In 2001 a major tax reform was signed that allowed Americans age 50 and older to contribute additional funds into their retirement plans.1 These 401k catch-up contributions were created by Congress to give baby boomers who might not have saved enough the option to increase contributions at a time when retirement is drawing closer. However, you can still make these extra 401(k) contributions even if you're ahead in your retirement savings, as long as you meet the age requirement.
Catch up contribution basics
Catch-up contributions refer to the additional contribution that people age 50 or older are eligible to make each year on top of their annual contribution limit for 401(k) plans. The amount of the catch-up contribution can vary with inflation from year to year.
The IRS made a cost-of-living adjustment that increased the catch-up contribution limit for employees age 50 or older for 401(k), 403(b), most 457 plans, and the federal government's Thrift Savings Plan from $5,500 to $6,000 in 2015.2 The additional catch-up contribution limit for IRAs however, has remained the same at $1,000.
Making extra contributions can really help give your retirement savings a boost. However, contributing to them comes with certain conditions - the first being that your plan has to permit them. You can begin making catch-up contributions to your IRA and 401(k) in the calendar year in which you turn age 50, in excess of the annual contribution limit of your plan.3 Catch-up contributions are possible in 401(k), 403(b), 457 plans, and IRAs; however, the rules will differ among plans.4

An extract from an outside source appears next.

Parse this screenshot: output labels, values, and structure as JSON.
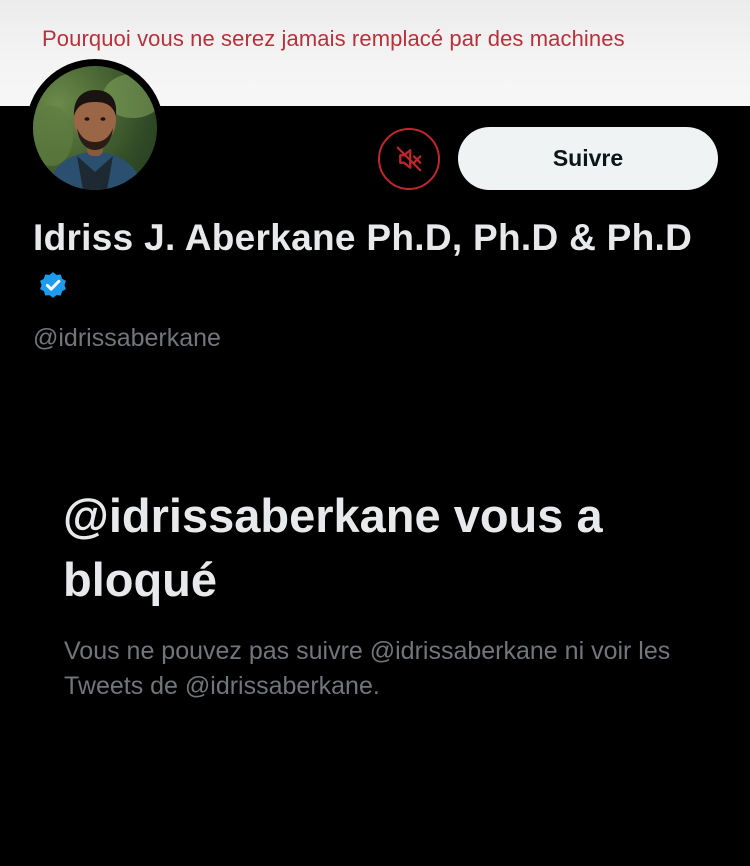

Catch-up contributions for traditional 401(k) plans are treated the same way as other employee contributions to the plan in that the money is not included in your taxable income for the year.